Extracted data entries
******************************
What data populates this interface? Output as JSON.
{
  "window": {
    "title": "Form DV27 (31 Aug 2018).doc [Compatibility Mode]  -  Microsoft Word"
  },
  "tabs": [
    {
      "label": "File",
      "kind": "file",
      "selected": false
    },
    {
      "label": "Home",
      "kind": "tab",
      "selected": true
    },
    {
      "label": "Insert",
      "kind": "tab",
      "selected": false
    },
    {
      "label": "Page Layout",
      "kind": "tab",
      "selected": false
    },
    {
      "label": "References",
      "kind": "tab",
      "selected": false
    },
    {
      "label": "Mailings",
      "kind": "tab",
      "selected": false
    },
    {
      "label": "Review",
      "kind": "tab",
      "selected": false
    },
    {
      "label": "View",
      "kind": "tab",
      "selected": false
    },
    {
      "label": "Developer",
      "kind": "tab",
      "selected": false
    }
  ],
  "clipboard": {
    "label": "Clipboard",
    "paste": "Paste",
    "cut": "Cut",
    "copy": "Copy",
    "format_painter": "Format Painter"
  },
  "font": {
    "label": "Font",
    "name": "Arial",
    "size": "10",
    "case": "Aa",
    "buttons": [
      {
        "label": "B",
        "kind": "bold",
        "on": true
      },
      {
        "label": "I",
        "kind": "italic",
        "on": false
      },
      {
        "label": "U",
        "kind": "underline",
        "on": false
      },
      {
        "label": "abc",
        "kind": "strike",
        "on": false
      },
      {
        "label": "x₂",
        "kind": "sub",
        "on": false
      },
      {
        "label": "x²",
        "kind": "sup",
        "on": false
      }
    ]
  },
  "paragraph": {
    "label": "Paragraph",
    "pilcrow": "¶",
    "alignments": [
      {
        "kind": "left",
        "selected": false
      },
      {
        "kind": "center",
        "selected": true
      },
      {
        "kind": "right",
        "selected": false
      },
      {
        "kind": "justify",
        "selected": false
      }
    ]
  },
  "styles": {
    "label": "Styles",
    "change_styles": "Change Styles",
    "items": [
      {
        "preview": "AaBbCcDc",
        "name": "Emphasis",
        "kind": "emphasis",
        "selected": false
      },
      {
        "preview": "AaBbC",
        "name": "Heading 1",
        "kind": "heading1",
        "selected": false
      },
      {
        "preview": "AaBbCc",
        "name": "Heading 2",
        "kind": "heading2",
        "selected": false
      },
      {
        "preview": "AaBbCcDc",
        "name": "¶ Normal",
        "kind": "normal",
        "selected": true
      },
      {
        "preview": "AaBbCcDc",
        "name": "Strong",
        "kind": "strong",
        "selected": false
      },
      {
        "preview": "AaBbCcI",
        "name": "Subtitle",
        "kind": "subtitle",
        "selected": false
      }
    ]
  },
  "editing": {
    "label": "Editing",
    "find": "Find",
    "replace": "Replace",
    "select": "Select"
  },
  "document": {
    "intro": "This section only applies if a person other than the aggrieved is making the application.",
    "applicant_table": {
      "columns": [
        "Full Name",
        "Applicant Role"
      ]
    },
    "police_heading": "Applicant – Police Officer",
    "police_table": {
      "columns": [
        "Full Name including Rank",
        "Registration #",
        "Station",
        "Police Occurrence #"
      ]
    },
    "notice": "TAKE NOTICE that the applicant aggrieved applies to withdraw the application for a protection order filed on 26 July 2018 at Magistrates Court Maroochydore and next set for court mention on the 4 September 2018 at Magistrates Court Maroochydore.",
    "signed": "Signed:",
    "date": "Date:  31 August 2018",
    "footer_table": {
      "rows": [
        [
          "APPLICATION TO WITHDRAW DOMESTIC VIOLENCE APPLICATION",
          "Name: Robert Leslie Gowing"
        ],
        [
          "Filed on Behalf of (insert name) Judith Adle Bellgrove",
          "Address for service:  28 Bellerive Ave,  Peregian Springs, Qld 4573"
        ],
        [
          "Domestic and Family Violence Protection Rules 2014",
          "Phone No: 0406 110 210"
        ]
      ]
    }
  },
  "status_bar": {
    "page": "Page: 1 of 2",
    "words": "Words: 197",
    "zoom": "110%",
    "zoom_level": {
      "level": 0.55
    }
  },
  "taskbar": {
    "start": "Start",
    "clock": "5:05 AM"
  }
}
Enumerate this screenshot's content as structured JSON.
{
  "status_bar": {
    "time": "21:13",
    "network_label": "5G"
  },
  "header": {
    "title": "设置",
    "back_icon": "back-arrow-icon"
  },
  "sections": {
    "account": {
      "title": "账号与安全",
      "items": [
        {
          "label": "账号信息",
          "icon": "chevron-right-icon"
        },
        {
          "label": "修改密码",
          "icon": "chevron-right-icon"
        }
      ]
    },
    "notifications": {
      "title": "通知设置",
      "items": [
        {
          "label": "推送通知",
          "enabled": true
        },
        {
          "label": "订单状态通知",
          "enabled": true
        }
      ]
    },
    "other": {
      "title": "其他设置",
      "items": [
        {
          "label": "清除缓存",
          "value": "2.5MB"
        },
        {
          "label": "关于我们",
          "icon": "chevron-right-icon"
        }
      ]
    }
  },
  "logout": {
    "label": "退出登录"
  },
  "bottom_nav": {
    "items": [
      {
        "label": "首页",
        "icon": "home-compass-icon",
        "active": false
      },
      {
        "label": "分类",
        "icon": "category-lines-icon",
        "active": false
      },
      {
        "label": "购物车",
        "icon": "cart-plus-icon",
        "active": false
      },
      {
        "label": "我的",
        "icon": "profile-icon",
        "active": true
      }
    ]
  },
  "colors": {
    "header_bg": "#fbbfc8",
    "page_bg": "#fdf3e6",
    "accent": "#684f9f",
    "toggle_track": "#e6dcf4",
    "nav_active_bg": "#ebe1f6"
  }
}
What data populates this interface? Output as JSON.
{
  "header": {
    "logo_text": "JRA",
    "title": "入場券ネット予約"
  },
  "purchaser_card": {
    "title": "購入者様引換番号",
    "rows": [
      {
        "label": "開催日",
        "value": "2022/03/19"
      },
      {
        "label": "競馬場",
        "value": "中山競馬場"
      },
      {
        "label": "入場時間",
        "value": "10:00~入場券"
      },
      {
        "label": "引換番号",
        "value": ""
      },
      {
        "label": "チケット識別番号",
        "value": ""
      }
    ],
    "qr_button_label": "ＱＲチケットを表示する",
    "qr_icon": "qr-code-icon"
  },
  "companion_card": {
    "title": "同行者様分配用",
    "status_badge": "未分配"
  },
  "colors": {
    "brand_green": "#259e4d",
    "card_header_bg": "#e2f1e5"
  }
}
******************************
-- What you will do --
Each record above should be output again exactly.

-- Result for this task --
What data populates this interface? Output as JSON.
{
  "window": {
    "title": "Form DV27 (31 Aug 2018).doc [Compatibility Mode]  -  Microsoft Word"
  },
  "tabs": [
    {
      "label": "File",
      "kind": "file",
      "selected": false
    },
    {
      "label": "Home",
      "kind": "tab",
      "selected": true
    },
    {
      "label": "Insert",
      "kind": "tab",
      "selected": false
    },
    {
      "label": "Page Layout",
      "kind": "tab",
      "selected": false
    },
    {
      "label": "References",
      "kind": "tab",
      "selected": false
    },
    {
      "label": "Mailings",
      "kind": "tab",
      "selected": false
    },
    {
      "label": "Review",
      "kind": "tab",
      "selected": false
    },
    {
      "label": "View",
      "kind": "tab",
      "selected": false
    },
    {
      "label": "Developer",
      "kind": "tab",
      "selected": false
    }
  ],
  "clipboard": {
    "label": "Clipboard",
    "paste": "Paste",
    "cut": "Cut",
    "copy": "Copy",
    "format_painter": "Format Painter"
  },
  "font": {
    "label": "Font",
    "name": "Arial",
    "size": "10",
    "case": "Aa",
    "buttons": [
      {
        "label": "B",
        "kind": "bold",
        "on": true
      },
      {
        "label": "I",
        "kind": "italic",
        "on": false
      },
      {
        "label": "U",
        "kind": "underline",
        "on": false
      },
      {
        "label": "abc",
        "kind": "strike",
        "on": false
      },
      {
        "label": "x₂",
        "kind": "sub",
        "on": false
      },
      {
        "label": "x²",
        "kind": "sup",
        "on": false
      }
    ]
  },
  "paragraph": {
    "label": "Paragraph",
    "pilcrow": "¶",
    "alignments": [
      {
        "kind": "left",
        "selected": false
      },
      {
        "kind": "center",
        "selected": true
      },
      {
        "kind": "right",
        "selected": false
      },
      {
        "kind": "justify",
        "selected": false
      }
    ]
  },
  "styles": {
    "label": "Styles",
    "change_styles": "Change Styles",
    "items": [
      {
        "preview": "AaBbCcDc",
        "name": "Emphasis",
        "kind": "emphasis",
        "selected": false
      },
      {
        "preview": "AaBbC",
        "name": "Heading 1",
        "kind": "heading1",
        "selected": false
      },
      {
        "preview": "AaBbCc",
        "name": "Heading 2",
        "kind": "heading2",
        "selected": false
      },
      {
        "preview": "AaBbCcDc",
        "name": "¶ Normal",
        "kind": "normal",
        "selected": true
      },
      {
        "preview": "AaBbCcDc",
        "name": "Strong",
        "kind": "strong",
        "selected": false
      },
      {
        "preview": "AaBbCcI",
        "name": "Subtitle",
        "kind": "subtitle",
        "selected": false
      }
    ]
  },
  "editing": {
    "label": "Editing",
    "find": "Find",
    "replace": "Replace",
    "select": "Select"
  },
  "document": {
    "intro": "This section only applies if a person other than the aggrieved is making the application.",
    "applicant_table": {
      "columns": [
        "Full Name",
        "Applicant Role"
      ]
    },
    "police_heading": "Applicant – Police Officer",
    "police_table": {
      "columns": [
        "Full Name including Rank",
        "Registration #",
        "Station",
        "Police Occurrence #"
      ]
    },
    "notice": "TAKE NOTICE that the applicant aggrieved applies to withdraw the application for a protection order filed on 26 July 2018 at Magistrates Court Maroochydore and next set for court mention on the 4 September 2018 at Magistrates Court Maroochydore.",
    "signed": "Signed:",
    "date": "Date:  31 August 2018",
    "footer_table": {
      "rows": [
        [
          "APPLICATION TO WITHDRAW DOMESTIC VIOLENCE APPLICATION",
          "Name: Robert Leslie Gowing"
        ],
        [
          "Filed on Behalf of (insert name) Judith Adle Bellgrove",
          "Address for service:  28 Bellerive Ave,  Peregian Springs, Qld 4573"
        ],
        [
          "Domestic and Family Violence Protection Rules 2014",
          "Phone No: 0406 110 210"
        ]
      ]
    }
  },
  "status_bar": {
    "page": "Page: 1 of 2",
    "words": "Words: 197",
    "zoom": "110%",
    "zoom_level": {
      "level": 0.55
    }
  },
  "taskbar": {
    "start": "Start",
    "clock": "5:05 AM"
  }
}
Enumerate this screenshot's content as structured JSON.
{
  "status_bar": {
    "time": "21:13",
    "network_label": "5G"
  },
  "header": {
    "title": "设置",
    "back_icon": "back-arrow-icon"
  },
  "sections": {
    "account": {
      "title": "账号与安全",
      "items": [
        {
          "label": "账号信息",
          "icon": "chevron-right-icon"
        },
        {
          "label": "修改密码",
          "icon": "chevron-right-icon"
        }
      ]
    },
    "notifications": {
      "title": "通知设置",
      "items": [
        {
          "label": "推送通知",
          "enabled": true
        },
        {
          "label": "订单状态通知",
          "enabled": true
        }
      ]
    },
    "other": {
      "title": "其他设置",
      "items": [
        {
          "label": "清除缓存",
          "value": "2.5MB"
        },
        {
          "label": "关于我们",
          "icon": "chevron-right-icon"
        }
      ]
    }
  },
  "logout": {
    "label": "退出登录"
  },
  "bottom_nav": {
    "items": [
      {
        "label": "首页",
        "icon": "home-compass-icon",
        "active": false
      },
      {
        "label": "分类",
        "icon": "category-lines-icon",
        "active": false
      },
      {
        "label": "购物车",
        "icon": "cart-plus-icon",
        "active": false
      },
      {
        "label": "我的",
        "icon": "profile-icon",
        "active": true
      }
    ]
  },
  "colors": {
    "header_bg": "#fbbfc8",
    "page_bg": "#fdf3e6",
    "accent": "#684f9f",
    "toggle_track": "#e6dcf4",
    "nav_active_bg": "#ebe1f6"
  }
}
What data populates this interface? Output as JSON.
{
  "header": {
    "logo_text": "JRA",
    "title": "入場券ネット予約"
  },
  "purchaser_card": {
    "title": "購入者様引換番号",
    "rows": [
      {
        "label": "開催日",
        "value": "2022/03/19"
      },
      {
        "label": "競馬場",
        "value": "中山競馬場"
      },
      {
        "label": "入場時間",
        "value": "10:00~入場券"
      },
      {
        "label": "引換番号",
        "value": ""
      },
      {
        "label": "チケット識別番号",
        "value": ""
      }
    ],
    "qr_button_label": "ＱＲチケットを表示する",
    "qr_icon": "qr-code-icon"
  },
  "companion_card": {
    "title": "同行者様分配用",
    "status_badge": "未分配"
  },
  "colors": {
    "brand_green": "#259e4d",
    "card_header_bg": "#e2f1e5"
  }
}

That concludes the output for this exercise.